* Input for this task *
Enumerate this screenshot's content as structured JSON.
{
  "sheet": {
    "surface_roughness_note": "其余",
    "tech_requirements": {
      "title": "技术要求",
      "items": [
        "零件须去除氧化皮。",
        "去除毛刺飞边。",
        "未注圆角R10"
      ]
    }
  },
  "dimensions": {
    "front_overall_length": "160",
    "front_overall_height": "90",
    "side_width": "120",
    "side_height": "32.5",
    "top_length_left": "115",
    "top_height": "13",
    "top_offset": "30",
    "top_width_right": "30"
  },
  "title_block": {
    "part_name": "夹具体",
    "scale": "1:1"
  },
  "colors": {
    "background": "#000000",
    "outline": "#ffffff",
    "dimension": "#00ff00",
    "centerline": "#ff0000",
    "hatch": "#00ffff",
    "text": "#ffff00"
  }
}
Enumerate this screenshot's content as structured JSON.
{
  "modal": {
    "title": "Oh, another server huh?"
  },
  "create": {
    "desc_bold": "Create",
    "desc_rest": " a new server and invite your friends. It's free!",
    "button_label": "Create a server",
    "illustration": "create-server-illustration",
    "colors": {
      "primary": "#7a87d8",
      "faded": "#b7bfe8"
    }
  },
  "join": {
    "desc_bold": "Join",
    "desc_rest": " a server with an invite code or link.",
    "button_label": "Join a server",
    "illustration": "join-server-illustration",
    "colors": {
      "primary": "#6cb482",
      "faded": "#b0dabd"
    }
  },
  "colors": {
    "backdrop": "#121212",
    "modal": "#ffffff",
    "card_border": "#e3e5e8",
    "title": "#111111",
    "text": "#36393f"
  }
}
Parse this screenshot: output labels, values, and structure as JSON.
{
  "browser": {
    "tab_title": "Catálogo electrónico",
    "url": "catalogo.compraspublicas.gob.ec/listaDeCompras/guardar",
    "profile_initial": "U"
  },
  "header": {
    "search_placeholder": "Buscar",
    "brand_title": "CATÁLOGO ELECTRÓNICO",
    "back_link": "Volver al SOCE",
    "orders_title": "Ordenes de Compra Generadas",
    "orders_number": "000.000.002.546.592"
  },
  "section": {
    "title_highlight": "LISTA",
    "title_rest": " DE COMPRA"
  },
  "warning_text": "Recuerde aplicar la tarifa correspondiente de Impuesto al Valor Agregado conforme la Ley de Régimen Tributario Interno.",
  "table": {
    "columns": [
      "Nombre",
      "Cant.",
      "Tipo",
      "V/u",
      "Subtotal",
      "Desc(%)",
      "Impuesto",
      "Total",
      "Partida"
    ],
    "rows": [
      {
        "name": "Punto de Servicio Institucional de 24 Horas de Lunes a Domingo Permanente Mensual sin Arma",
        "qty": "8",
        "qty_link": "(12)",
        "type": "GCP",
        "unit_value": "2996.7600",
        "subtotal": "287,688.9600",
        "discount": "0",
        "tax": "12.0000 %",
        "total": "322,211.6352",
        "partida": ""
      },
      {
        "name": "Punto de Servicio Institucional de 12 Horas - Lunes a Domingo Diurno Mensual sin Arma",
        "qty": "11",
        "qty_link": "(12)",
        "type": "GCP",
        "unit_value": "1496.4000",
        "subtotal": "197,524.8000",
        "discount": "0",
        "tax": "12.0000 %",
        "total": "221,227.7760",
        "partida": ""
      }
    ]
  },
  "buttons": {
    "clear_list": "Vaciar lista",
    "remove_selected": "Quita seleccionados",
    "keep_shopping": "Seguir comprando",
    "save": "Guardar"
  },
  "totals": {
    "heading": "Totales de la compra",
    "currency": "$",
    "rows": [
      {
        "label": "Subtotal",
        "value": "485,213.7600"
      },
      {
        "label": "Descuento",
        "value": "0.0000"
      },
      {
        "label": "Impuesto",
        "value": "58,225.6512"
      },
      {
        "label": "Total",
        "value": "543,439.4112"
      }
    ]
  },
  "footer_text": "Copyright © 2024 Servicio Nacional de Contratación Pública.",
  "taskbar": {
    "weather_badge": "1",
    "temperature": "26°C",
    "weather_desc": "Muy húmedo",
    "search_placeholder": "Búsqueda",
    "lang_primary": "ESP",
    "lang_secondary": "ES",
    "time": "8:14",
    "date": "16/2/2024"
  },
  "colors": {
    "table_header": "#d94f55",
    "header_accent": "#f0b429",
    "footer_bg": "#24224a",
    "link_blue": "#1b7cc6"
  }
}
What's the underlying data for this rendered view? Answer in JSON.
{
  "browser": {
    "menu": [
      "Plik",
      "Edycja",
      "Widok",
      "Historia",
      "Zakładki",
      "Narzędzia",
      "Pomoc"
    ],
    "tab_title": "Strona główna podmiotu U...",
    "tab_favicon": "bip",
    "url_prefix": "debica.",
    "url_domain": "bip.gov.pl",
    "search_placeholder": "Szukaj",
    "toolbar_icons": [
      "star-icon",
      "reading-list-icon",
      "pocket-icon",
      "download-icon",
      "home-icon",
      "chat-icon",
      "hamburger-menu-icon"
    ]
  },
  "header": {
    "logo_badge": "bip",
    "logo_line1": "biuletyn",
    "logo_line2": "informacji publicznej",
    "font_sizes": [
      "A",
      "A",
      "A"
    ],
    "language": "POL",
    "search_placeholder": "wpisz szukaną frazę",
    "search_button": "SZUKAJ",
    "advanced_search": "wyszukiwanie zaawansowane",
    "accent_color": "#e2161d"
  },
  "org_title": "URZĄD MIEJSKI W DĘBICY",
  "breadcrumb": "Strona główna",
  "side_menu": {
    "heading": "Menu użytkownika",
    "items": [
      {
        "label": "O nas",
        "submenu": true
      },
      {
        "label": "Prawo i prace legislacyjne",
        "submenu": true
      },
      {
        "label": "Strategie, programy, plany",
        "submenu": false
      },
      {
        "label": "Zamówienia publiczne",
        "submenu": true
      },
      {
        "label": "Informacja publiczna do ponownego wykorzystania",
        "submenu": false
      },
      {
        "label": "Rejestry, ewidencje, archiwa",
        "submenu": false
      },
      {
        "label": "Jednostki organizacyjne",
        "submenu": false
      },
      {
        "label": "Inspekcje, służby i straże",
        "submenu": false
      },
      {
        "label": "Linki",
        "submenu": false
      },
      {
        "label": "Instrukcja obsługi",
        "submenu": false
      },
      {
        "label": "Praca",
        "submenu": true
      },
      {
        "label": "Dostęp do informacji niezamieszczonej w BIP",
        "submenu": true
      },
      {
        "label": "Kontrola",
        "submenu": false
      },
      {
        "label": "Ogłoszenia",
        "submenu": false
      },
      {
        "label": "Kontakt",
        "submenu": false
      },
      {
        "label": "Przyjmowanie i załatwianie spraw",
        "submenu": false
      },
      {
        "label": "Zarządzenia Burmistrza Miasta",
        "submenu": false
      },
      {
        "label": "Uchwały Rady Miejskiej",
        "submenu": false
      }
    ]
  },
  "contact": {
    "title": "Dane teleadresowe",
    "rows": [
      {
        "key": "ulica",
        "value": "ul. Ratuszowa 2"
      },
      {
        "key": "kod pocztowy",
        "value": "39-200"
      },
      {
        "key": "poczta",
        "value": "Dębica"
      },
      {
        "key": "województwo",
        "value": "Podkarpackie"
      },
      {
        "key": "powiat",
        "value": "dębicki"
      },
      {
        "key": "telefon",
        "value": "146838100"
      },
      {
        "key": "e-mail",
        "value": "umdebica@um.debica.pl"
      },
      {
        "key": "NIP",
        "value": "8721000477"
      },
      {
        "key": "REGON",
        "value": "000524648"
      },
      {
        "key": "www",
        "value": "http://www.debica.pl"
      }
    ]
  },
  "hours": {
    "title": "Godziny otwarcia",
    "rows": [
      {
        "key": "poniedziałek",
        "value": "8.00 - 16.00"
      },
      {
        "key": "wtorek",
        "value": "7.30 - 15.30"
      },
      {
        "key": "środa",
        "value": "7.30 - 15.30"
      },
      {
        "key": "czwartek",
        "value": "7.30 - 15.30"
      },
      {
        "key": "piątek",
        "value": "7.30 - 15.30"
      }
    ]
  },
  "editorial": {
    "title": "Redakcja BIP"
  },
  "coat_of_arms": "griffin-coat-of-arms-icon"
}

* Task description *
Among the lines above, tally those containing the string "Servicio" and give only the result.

* Task result *
3